The device reports accumulated data on detected and treated AT/AF episodes, bradycardia interventions, and the efficacy of therapy in the Cardiac Compass trends report. This information may help you optimize Reactive ATP programming for your patient.

The MINERVA (MINimizE Right Ventricular pacing to prevent Atrial fibrillation and heart failure) study2 demonstrated that patients programmed DDDRP+MVP had a significant 61% relative risk reduction in the progression of AF over a two year follow-up compared to standard dual chamber pacing. DDDRP+MVP includes atrial ATP with Reactive ATP, along with pacing overdrive features; Atrial Preference Pacing, Atrial Rate Stabilization and Post Mode Switch Overdrive Pacing, all programmed “ON” as well as MVP.

 

These graphs represent how many patients in each arm had at least one episode of AT/AF lasting longer than 1 day and 7 days, respectively.
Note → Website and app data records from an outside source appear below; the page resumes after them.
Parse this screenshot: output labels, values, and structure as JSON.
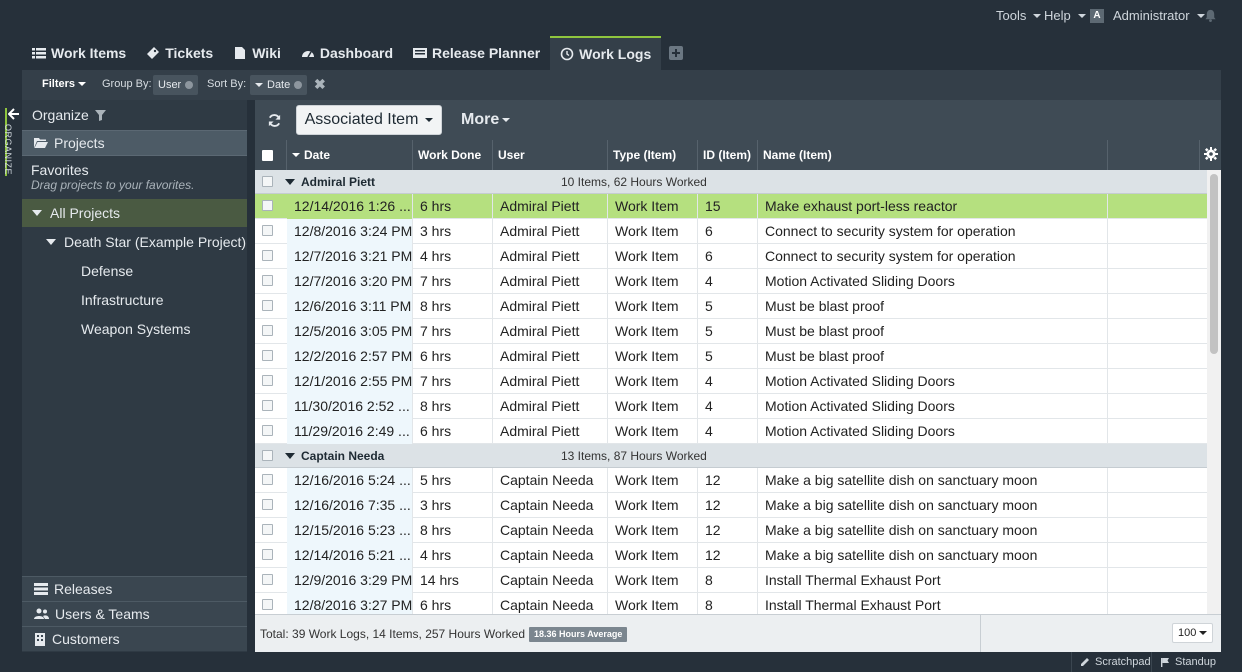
{
  "topbar": {
    "tools": "Tools",
    "help": "Help",
    "avatar_letter": "A",
    "user": "Administrator"
  },
  "tabs": [
    {
      "label": "Work Items",
      "icon": "list-icon"
    },
    {
      "label": "Tickets",
      "icon": "ticket-icon"
    },
    {
      "label": "Wiki",
      "icon": "document-icon"
    },
    {
      "label": "Dashboard",
      "icon": "gauge-icon"
    },
    {
      "label": "Release Planner",
      "icon": "planner-icon"
    },
    {
      "label": "Work Logs",
      "icon": "clock-icon",
      "active": true
    }
  ],
  "filterbar": {
    "filters": "Filters",
    "group_by_label": "Group By:",
    "group_by_value": "User",
    "sort_by_label": "Sort By:",
    "sort_by_value": "Date"
  },
  "strip": {
    "label": "ORGANIZE"
  },
  "sidebar": {
    "organize": "Organize",
    "projects": "Projects",
    "favorites": "Favorites",
    "favorites_hint": "Drag projects to your favorites.",
    "all_projects": "All Projects",
    "project": "Death Star (Example Project)",
    "children": [
      "Defense",
      "Infrastructure",
      "Weapon Systems"
    ],
    "bottom": [
      "Releases",
      "Users & Teams",
      "Customers"
    ]
  },
  "toolbar": {
    "associated_item": "Associated Item",
    "more": "More"
  },
  "columns": [
    "Date",
    "Work Done",
    "User",
    "Type (Item)",
    "ID (Item)",
    "Name (Item)"
  ],
  "groups": [
    {
      "name": "Admiral Piett",
      "summary": "10 Items, 62 Hours Worked",
      "rows": [
        [
          "12/14/2016 1:26 ...",
          "6 hrs",
          "Admiral Piett",
          "Work Item",
          "15",
          "Make exhaust port-less reactor"
        ],
        [
          "12/8/2016 3:24 PM",
          "3 hrs",
          "Admiral Piett",
          "Work Item",
          "6",
          "Connect to security system for operation"
        ],
        [
          "12/7/2016 3:21 PM",
          "4 hrs",
          "Admiral Piett",
          "Work Item",
          "6",
          "Connect to security system for operation"
        ],
        [
          "12/7/2016 3:20 PM",
          "7 hrs",
          "Admiral Piett",
          "Work Item",
          "4",
          "Motion Activated Sliding Doors"
        ],
        [
          "12/6/2016 3:11 PM",
          "8 hrs",
          "Admiral Piett",
          "Work Item",
          "5",
          "Must be blast proof"
        ],
        [
          "12/5/2016 3:05 PM",
          "7 hrs",
          "Admiral Piett",
          "Work Item",
          "5",
          "Must be blast proof"
        ],
        [
          "12/2/2016 2:57 PM",
          "6 hrs",
          "Admiral Piett",
          "Work Item",
          "5",
          "Must be blast proof"
        ],
        [
          "12/1/2016 2:55 PM",
          "7 hrs",
          "Admiral Piett",
          "Work Item",
          "4",
          "Motion Activated Sliding Doors"
        ],
        [
          "11/30/2016 2:52 ...",
          "8 hrs",
          "Admiral Piett",
          "Work Item",
          "4",
          "Motion Activated Sliding Doors"
        ],
        [
          "11/29/2016 2:49 ...",
          "6 hrs",
          "Admiral Piett",
          "Work Item",
          "4",
          "Motion Activated Sliding Doors"
        ]
      ]
    },
    {
      "name": "Captain Needa",
      "summary": "13 Items, 87 Hours Worked",
      "rows": [
        [
          "12/16/2016 5:24 ...",
          "5 hrs",
          "Captain Needa",
          "Work Item",
          "12",
          "Make a big satellite dish on sanctuary moon"
        ],
        [
          "12/16/2016 7:35 ...",
          "3 hrs",
          "Captain Needa",
          "Work Item",
          "12",
          "Make a big satellite dish on sanctuary moon"
        ],
        [
          "12/15/2016 5:23 ...",
          "8 hrs",
          "Captain Needa",
          "Work Item",
          "12",
          "Make a big satellite dish on sanctuary moon"
        ],
        [
          "12/14/2016 5:21 ...",
          "4 hrs",
          "Captain Needa",
          "Work Item",
          "12",
          "Make a big satellite dish on sanctuary moon"
        ],
        [
          "12/9/2016 3:29 PM",
          "14 hrs",
          "Captain Needa",
          "Work Item",
          "8",
          "Install Thermal Exhaust Port"
        ],
        [
          "12/8/2016 3:27 PM",
          "6 hrs",
          "Captain Needa",
          "Work Item",
          "8",
          "Install Thermal Exhaust Port"
        ]
      ]
    }
  ],
  "footer": {
    "total": "Total: 39 Work Logs, 14 Items, 257 Hours Worked",
    "average": "18.36 Hours Average",
    "page_size": "100"
  },
  "bottombar": {
    "scratchpad": "Scratchpad",
    "standup": "Standup"
  },
  "colors": {
    "accent": "#8fc53e",
    "selected_row": "#b5e07f",
    "header_bg": "#3f4b55",
    "app_bg": "#26303a"
  }
}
Note that there is a statistically significant reduction in the DDDRP+MVP arm compared to the Control DDDR arm.

Resources

Dr. Crossley and Dr. Cheng share their perspectives on Reactive ATP therapy for patients with pacemakers, ICDs, and CRT devices, highlighting the clinical evidence from controlled and real-world studies.
 

Associated Content...

Watch as Dr. Rob Kowal discusses historical Reactive ATP™ (rATP) algorithm data, as well as recent evidence on how it works and its benefits.

Atrial Fibrillation can spontaneously organize to atrial flutter or sinus tachycardia. Reactive ATP™ (rATP) provides an opportunity to terminate an ongoing AF episode ...

References

  1. Gillis et al. Heart Rhythm 2005;2:791–796 ATP Efficacy predictors.
  2. Boriani G, et al. Atrial Antitachycardia Pacing and Managed Ventricular Pacing Reduce the End Point Composed by Death, Cardiovascular Hospitalizations, and Permanent Atrial Fibrillation compared to Conventional Dual Chamber Pacing in Bradycardia Patients: Results of the MINERVA Randomized study. AHA Late Breaking Clinical Trial, November 18, 2013.

Sources: Medtronic Consulta CRT-P Clinician Manual; Medtronic Protecta XT DR Clinician Manual; Medtronic Protecta XT CRT-D Clinician Manual;Medtronic Enrhythm Reference Manual; Advisa DR MRI SureScanClinician Manual

Last updated: 
14 Mar 2014